___ DATA PROVIDED ___

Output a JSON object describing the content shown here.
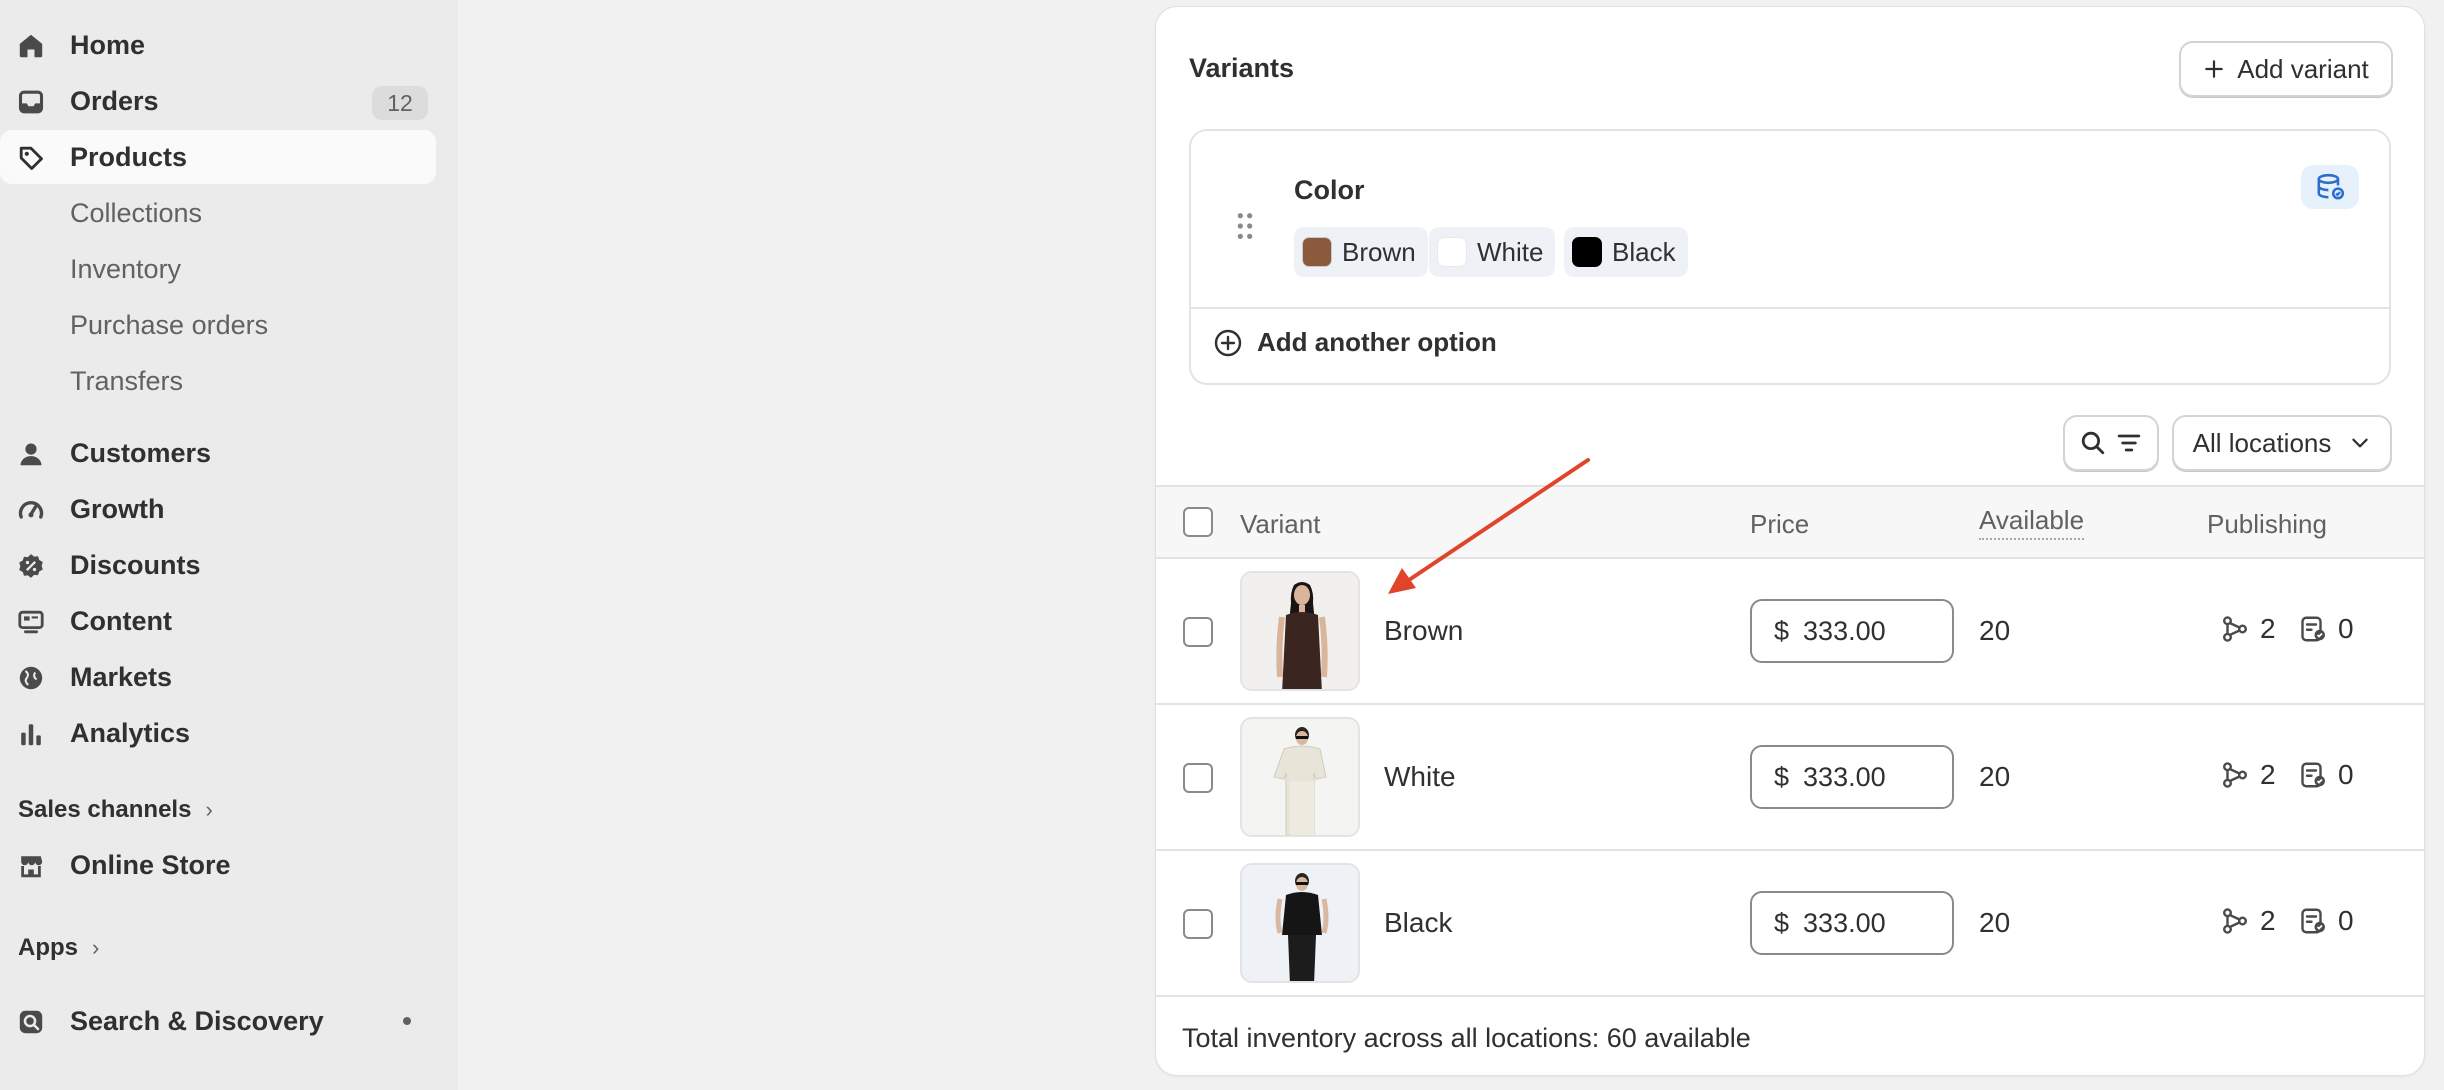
{
  "sidebar": {
    "items": [
      {
        "label": "Home",
        "icon": "home-icon"
      },
      {
        "label": "Orders",
        "icon": "inbox-icon",
        "badge": "12"
      },
      {
        "label": "Products",
        "icon": "tag-icon"
      },
      {
        "label": "Customers",
        "icon": "person-icon"
      },
      {
        "label": "Growth",
        "icon": "gauge-icon"
      },
      {
        "label": "Discounts",
        "icon": "discount-icon"
      },
      {
        "label": "Content",
        "icon": "content-icon"
      },
      {
        "label": "Markets",
        "icon": "globe-icon"
      },
      {
        "label": "Analytics",
        "icon": "bar-chart-icon"
      }
    ],
    "product_subitems": [
      "Collections",
      "Inventory",
      "Purchase orders",
      "Transfers"
    ],
    "sales_channels_label": "Sales channels",
    "online_store_label": "Online Store",
    "apps_label": "Apps",
    "search_discovery_label": "Search & Discovery"
  },
  "variants_card": {
    "title": "Variants",
    "add_variant_label": "Add variant",
    "option": {
      "name": "Color",
      "values": [
        {
          "label": "Brown",
          "color": "#8b5a3c"
        },
        {
          "label": "White",
          "color": "#ffffff"
        },
        {
          "label": "Black",
          "color": "#000000"
        }
      ]
    },
    "add_option_label": "Add another option",
    "locations_label": "All locations",
    "columns": {
      "variant": "Variant",
      "price": "Price",
      "available": "Available",
      "publishing": "Publishing"
    },
    "rows": [
      {
        "name": "Brown",
        "currency": "$",
        "price": "333.00",
        "available": "20",
        "channels": "2",
        "catalogs": "0"
      },
      {
        "name": "White",
        "currency": "$",
        "price": "333.00",
        "available": "20",
        "channels": "2",
        "catalogs": "0"
      },
      {
        "name": "Black",
        "currency": "$",
        "price": "333.00",
        "available": "20",
        "channels": "2",
        "catalogs": "0"
      }
    ],
    "footer": "Total inventory across all locations: 60 available"
  },
  "colors": {
    "annotation_arrow": "#e0452b",
    "accent_blue": "#2c6ecb"
  }
}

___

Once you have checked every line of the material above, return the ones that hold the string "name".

→ **RESULT FOR THIS TASK**
      "name": "Color",
        "name": "Brown",
        "name": "White",
        "name": "Black",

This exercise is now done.